** Record set follows **

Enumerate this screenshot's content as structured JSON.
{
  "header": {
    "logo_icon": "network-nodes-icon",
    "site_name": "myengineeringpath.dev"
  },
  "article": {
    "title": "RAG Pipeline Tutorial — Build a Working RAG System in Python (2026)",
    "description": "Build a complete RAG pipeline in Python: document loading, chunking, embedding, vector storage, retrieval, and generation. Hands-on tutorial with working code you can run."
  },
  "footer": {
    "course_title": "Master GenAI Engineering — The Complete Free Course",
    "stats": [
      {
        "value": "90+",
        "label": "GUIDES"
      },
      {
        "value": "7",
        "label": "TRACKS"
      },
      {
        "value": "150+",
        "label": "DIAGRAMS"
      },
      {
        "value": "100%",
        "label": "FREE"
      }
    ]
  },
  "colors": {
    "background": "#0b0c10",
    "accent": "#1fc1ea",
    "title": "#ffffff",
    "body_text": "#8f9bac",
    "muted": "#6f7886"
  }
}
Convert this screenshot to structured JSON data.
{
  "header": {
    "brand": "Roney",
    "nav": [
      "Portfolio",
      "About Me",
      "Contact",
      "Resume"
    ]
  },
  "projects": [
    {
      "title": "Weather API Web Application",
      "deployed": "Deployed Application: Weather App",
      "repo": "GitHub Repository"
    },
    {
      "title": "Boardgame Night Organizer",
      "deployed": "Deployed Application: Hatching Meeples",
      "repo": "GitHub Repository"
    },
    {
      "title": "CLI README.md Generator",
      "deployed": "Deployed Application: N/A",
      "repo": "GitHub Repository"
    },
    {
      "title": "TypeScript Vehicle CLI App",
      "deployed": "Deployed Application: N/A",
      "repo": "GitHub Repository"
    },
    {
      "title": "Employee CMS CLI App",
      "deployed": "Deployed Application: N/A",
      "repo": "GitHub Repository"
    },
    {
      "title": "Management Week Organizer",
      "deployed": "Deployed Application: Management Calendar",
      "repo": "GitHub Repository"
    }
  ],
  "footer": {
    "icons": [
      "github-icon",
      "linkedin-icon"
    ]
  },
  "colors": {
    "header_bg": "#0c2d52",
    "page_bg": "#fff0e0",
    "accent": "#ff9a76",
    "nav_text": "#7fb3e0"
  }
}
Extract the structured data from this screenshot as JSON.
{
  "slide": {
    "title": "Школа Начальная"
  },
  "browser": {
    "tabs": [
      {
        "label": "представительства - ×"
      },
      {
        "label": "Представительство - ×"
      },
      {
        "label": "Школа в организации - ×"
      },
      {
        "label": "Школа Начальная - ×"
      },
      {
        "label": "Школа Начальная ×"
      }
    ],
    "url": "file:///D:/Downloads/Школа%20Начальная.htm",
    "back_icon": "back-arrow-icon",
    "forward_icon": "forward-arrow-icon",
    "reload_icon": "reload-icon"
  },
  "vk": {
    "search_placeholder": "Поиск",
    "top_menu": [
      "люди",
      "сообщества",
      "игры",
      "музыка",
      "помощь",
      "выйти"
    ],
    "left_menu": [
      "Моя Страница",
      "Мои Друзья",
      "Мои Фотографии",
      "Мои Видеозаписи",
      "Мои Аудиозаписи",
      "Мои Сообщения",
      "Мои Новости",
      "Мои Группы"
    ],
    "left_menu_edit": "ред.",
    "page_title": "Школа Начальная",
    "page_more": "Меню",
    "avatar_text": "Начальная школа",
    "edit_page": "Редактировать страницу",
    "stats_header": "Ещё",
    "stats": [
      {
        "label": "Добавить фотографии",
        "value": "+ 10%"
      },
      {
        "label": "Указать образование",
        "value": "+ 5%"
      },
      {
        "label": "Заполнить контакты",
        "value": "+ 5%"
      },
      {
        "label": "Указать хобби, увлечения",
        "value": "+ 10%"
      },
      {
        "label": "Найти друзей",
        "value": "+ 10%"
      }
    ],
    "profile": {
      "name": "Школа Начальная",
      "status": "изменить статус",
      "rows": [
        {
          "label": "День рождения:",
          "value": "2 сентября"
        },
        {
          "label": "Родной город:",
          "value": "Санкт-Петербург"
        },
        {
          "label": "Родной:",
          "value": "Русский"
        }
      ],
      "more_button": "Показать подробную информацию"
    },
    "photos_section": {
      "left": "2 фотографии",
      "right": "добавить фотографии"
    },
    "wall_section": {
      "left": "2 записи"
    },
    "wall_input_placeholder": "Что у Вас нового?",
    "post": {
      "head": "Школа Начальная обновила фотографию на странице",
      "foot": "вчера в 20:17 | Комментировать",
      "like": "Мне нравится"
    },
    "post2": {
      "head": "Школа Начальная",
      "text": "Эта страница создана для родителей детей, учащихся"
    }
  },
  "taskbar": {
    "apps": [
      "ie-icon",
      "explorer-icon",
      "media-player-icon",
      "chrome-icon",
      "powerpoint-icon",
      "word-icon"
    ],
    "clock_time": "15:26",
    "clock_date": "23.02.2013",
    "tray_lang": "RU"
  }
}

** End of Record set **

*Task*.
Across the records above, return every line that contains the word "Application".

*Written reply*.
      "title": "Weather API Web Application",
      "deployed": "Deployed Application: Weather App",
      "deployed": "Deployed Application: Hatching Meeples",
      "deployed": "Deployed Application: N/A",
      "deployed": "Deployed Application: N/A",
      "deployed": "Deployed Application: N/A",
      "deployed": "Deployed Application: Management Calendar",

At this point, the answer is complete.